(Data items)
_ _ _ _ _
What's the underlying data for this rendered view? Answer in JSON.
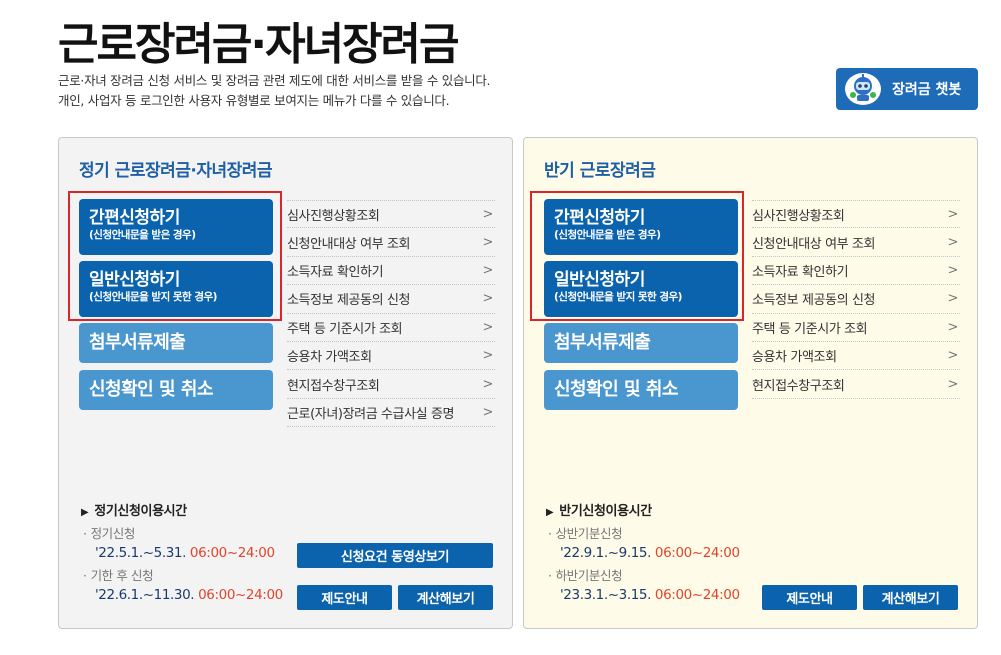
{
  "page": {
    "title": "근로장려금·자녀장려금",
    "intro_line1": "근로·자녀 장려금 신청 서비스 및 장려금 관련 제도에 대한 서비스를 받을 수 있습니다.",
    "intro_line2": "개인, 사업자 등 로그인한 사용자 유형별로 보여지는 메뉴가 다를 수 있습니다.",
    "chatbot_label": "장려금 챗봇"
  },
  "left_panel": {
    "title": "정기 근로장려금·자녀장려금",
    "simple_apply": {
      "main": "간편신청하기",
      "sub": "(신청안내문을 받은 경우)"
    },
    "general_apply": {
      "main": "일반신청하기",
      "sub": "(신청안내문을 받지 못한 경우)"
    },
    "docs_submit": "첨부서류제출",
    "confirm_cancel": "신청확인 및 취소",
    "links": [
      "심사진행상황조회",
      "신청안내대상 여부 조회",
      "소득자료 확인하기",
      "소득정보 제공동의 신청",
      "주택 등 기준시가 조회",
      "승용차 가액조회",
      "현지접수창구조회",
      "근로(자녀)장려금 수급사실 증명"
    ],
    "hours_title": "정기신청이용시간",
    "hours": [
      {
        "label": "정기신청",
        "date": "'22.5.1.~5.31.",
        "time": "06:00~24:00"
      },
      {
        "label": "기한 후 신청",
        "date": "'22.6.1.~11.30.",
        "time": "06:00~24:00"
      }
    ],
    "video_button": "신청요건 동영상보기",
    "guide_button": "제도안내",
    "calc_button": "계산해보기"
  },
  "right_panel": {
    "title": "반기 근로장려금",
    "simple_apply": {
      "main": "간편신청하기",
      "sub": "(신청안내문을 받은 경우)"
    },
    "general_apply": {
      "main": "일반신청하기",
      "sub": "(신청안내문을 받지 못한 경우)"
    },
    "docs_submit": "첨부서류제출",
    "confirm_cancel": "신청확인 및 취소",
    "links": [
      "심사진행상황조회",
      "신청안내대상 여부 조회",
      "소득자료 확인하기",
      "소득정보 제공동의 신청",
      "주택 등 기준시가 조회",
      "승용차 가액조회",
      "현지접수창구조회"
    ],
    "hours_title": "반기신청이용시간",
    "hours": [
      {
        "label": "상반기분신청",
        "date": "'22.9.1.~9.15.",
        "time": "06:00~24:00"
      },
      {
        "label": "하반기분신청",
        "date": "'23.3.1.~3.15.",
        "time": "06:00~24:00"
      }
    ],
    "guide_button": "제도안내",
    "calc_button": "계산해보기"
  },
  "icons": {
    "chatbot": "robot-icon",
    "link_arrow": "chevron-right-icon",
    "section_marker": "triangle-right-icon"
  },
  "colors": {
    "primary_blue": "#0c63ad",
    "secondary_blue": "#4a96cf",
    "title_blue": "#1f5fa6",
    "highlight_red": "#d9262b",
    "time_orange": "#e0452b",
    "left_panel_bg": "#f3f3f3",
    "right_panel_bg": "#fefbe9"
  }
}
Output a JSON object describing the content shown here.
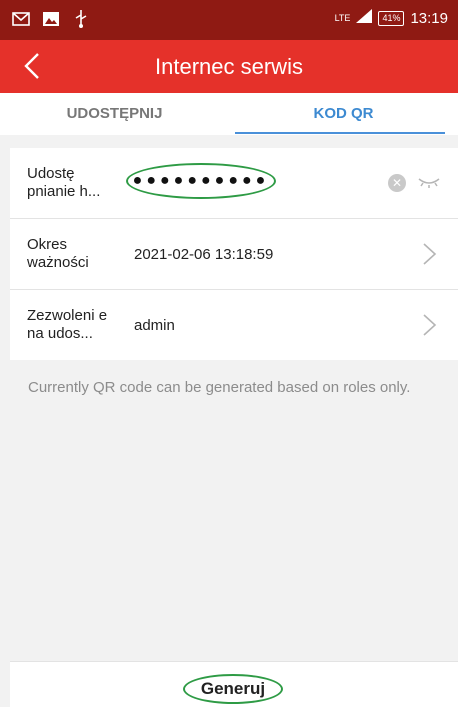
{
  "status_bar": {
    "left_icons": [
      "mail-icon",
      "image-icon",
      "usb-icon"
    ],
    "network": "LTE",
    "battery": "41%",
    "time": "13:19"
  },
  "app_bar": {
    "back_icon": "chevron-left-icon",
    "title": "Internec serwis"
  },
  "tabs": [
    {
      "label": "UDOSTĘPNIJ",
      "active": false
    },
    {
      "label": "KOD QR",
      "active": true
    }
  ],
  "form": {
    "rows": [
      {
        "label": "Udostę pnianie h...",
        "value": "●●●●●●●●●●",
        "type": "password"
      },
      {
        "label": "Okres ważności",
        "value": "2021-02-06 13:18:59",
        "type": "select"
      },
      {
        "label": "Zezwoleni e na udos...",
        "value": "admin",
        "type": "select"
      }
    ]
  },
  "info_text": "Currently QR code can be generated based on roles only.",
  "generate_button": "Generuj",
  "colors": {
    "status_bar": "#8f1a13",
    "app_bar": "#e5312a",
    "active_tab": "#3d8ad1",
    "highlight": "#2e9b45"
  }
}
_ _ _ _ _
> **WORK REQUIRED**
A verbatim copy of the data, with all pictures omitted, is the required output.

> **EXERCISE SOLUTION**
What's the underlying data for this rendered view? Answer in JSON.
{
  "page": {
    "title": "근로장려금·자녀장려금",
    "intro_line1": "근로·자녀 장려금 신청 서비스 및 장려금 관련 제도에 대한 서비스를 받을 수 있습니다.",
    "intro_line2": "개인, 사업자 등 로그인한 사용자 유형별로 보여지는 메뉴가 다를 수 있습니다.",
    "chatbot_label": "장려금 챗봇"
  },
  "left_panel": {
    "title": "정기 근로장려금·자녀장려금",
    "simple_apply": {
      "main": "간편신청하기",
      "sub": "(신청안내문을 받은 경우)"
    },
    "general_apply": {
      "main": "일반신청하기",
      "sub": "(신청안내문을 받지 못한 경우)"
    },
    "docs_submit": "첨부서류제출",
    "confirm_cancel": "신청확인 및 취소",
    "links": [
      "심사진행상황조회",
      "신청안내대상 여부 조회",
      "소득자료 확인하기",
      "소득정보 제공동의 신청",
      "주택 등 기준시가 조회",
      "승용차 가액조회",
      "현지접수창구조회",
      "근로(자녀)장려금 수급사실 증명"
    ],
    "hours_title": "정기신청이용시간",
    "hours": [
      {
        "label": "정기신청",
        "date": "'22.5.1.~5.31.",
        "time": "06:00~24:00"
      },
      {
        "label": "기한 후 신청",
        "date": "'22.6.1.~11.30.",
        "time": "06:00~24:00"
      }
    ],
    "video_button": "신청요건 동영상보기",
    "guide_button": "제도안내",
    "calc_button": "계산해보기"
  },
  "right_panel": {
    "title": "반기 근로장려금",
    "simple_apply": {
      "main": "간편신청하기",
      "sub": "(신청안내문을 받은 경우)"
    },
    "general_apply": {
      "main": "일반신청하기",
      "sub": "(신청안내문을 받지 못한 경우)"
    },
    "docs_submit": "첨부서류제출",
    "confirm_cancel": "신청확인 및 취소",
    "links": [
      "심사진행상황조회",
      "신청안내대상 여부 조회",
      "소득자료 확인하기",
      "소득정보 제공동의 신청",
      "주택 등 기준시가 조회",
      "승용차 가액조회",
      "현지접수창구조회"
    ],
    "hours_title": "반기신청이용시간",
    "hours": [
      {
        "label": "상반기분신청",
        "date": "'22.9.1.~9.15.",
        "time": "06:00~24:00"
      },
      {
        "label": "하반기분신청",
        "date": "'23.3.1.~3.15.",
        "time": "06:00~24:00"
      }
    ],
    "guide_button": "제도안내",
    "calc_button": "계산해보기"
  },
  "icons": {
    "chatbot": "robot-icon",
    "link_arrow": "chevron-right-icon",
    "section_marker": "triangle-right-icon"
  },
  "colors": {
    "primary_blue": "#0c63ad",
    "secondary_blue": "#4a96cf",
    "title_blue": "#1f5fa6",
    "highlight_red": "#d9262b",
    "time_orange": "#e0452b",
    "left_panel_bg": "#f3f3f3",
    "right_panel_bg": "#fefbe9"
  }
}
Output a JSON object describing the content shown here.
{
  "status_bar": {
    "left_icons": [
      "mail-icon",
      "image-icon",
      "usb-icon"
    ],
    "network": "LTE",
    "battery": "41%",
    "time": "13:19"
  },
  "app_bar": {
    "back_icon": "chevron-left-icon",
    "title": "Internec serwis"
  },
  "tabs": [
    {
      "label": "UDOSTĘPNIJ",
      "active": false
    },
    {
      "label": "KOD QR",
      "active": true
    }
  ],
  "form": {
    "rows": [
      {
        "label": "Udostę pnianie h...",
        "value": "●●●●●●●●●●",
        "type": "password"
      },
      {
        "label": "Okres ważności",
        "value": "2021-02-06 13:18:59",
        "type": "select"
      },
      {
        "label": "Zezwoleni e na udos...",
        "value": "admin",
        "type": "select"
      }
    ]
  },
  "info_text": "Currently QR code can be generated based on roles only.",
  "generate_button": "Generuj",
  "colors": {
    "status_bar": "#8f1a13",
    "app_bar": "#e5312a",
    "active_tab": "#3d8ad1",
    "highlight": "#2e9b45"
  }
}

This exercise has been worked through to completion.